Attacks on the Press in 2005 - Snapshots: Sudan
|Publisher||Committee to Protect Journalists|
|Publication Date||February 2006|
|Cite as||Committee to Protect Journalists, Attacks on the Press in 2005 - Snapshots: Sudan, February 2006, available at: http://www.refworld.org/docid/47c567315.html [accessed 4 October 2015]|
|Disclaimer||This is not a UNHCR publication. UNHCR is not responsible for, nor does it necessarily endorse, its content. Any views expressed are solely those of the author or publisher and do not necessarily reflect those of UNHCR, the United Nations or its Member States.|
In June, Sudanese justice officials canceled the license of Sudan's English-language daily, The Khartoum Monitor. The Monitor has been harassed by authorities repeatedly over the years. The newspaper's more recent problem with its license can be traced to its publication of articles on slavery more than two years ago. The license was restored in July by order of President Omar Hassan al-Bashir, according to press reports.

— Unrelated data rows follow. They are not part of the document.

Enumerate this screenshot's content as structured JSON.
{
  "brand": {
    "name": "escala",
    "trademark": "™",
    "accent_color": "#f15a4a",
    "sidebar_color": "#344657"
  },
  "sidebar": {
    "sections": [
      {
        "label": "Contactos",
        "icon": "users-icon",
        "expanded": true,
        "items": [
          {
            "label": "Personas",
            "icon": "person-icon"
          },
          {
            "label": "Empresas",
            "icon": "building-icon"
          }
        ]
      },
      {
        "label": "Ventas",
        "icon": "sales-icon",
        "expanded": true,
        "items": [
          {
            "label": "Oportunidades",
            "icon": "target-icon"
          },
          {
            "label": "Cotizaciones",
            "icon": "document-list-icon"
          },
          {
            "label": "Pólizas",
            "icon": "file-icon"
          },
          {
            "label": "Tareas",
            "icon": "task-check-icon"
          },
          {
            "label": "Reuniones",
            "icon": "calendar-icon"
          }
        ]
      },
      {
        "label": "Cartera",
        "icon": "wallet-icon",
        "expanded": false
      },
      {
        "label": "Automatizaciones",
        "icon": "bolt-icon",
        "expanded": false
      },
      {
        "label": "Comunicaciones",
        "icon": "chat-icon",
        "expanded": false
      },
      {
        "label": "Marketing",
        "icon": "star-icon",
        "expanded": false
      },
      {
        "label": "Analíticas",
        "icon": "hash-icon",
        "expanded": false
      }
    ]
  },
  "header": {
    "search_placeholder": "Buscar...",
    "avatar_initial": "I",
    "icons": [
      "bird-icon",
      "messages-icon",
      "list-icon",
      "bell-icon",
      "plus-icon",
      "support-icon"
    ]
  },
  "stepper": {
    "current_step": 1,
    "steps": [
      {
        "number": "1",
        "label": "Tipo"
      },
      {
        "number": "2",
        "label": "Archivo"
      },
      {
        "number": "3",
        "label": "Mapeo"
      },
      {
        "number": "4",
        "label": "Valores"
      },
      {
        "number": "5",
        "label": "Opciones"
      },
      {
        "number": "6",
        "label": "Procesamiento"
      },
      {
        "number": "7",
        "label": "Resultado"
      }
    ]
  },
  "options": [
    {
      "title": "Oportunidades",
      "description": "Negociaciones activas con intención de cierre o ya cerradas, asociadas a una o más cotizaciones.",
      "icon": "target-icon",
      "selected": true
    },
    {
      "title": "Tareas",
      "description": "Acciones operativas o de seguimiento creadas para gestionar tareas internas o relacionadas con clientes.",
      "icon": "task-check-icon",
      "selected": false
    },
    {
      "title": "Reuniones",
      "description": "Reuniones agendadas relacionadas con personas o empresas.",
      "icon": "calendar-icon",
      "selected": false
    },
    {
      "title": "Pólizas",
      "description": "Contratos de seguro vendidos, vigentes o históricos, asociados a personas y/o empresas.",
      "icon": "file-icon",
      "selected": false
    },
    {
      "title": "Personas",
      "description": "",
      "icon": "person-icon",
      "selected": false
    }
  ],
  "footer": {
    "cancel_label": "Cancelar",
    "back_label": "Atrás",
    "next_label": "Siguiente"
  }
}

In May, U.S. freelance photographer Brad Clift was released after two weeks' detention by Sudanese authorities. Sudanese security forces detained Clift while he was taking photographs at a camp for internally displaced persons outside Nyala, the capital of South Darfur state. He was accused of working without a proper permit, but charges were not filed against him. Clift was held under house arrest at the U.S. Agency for International Development office.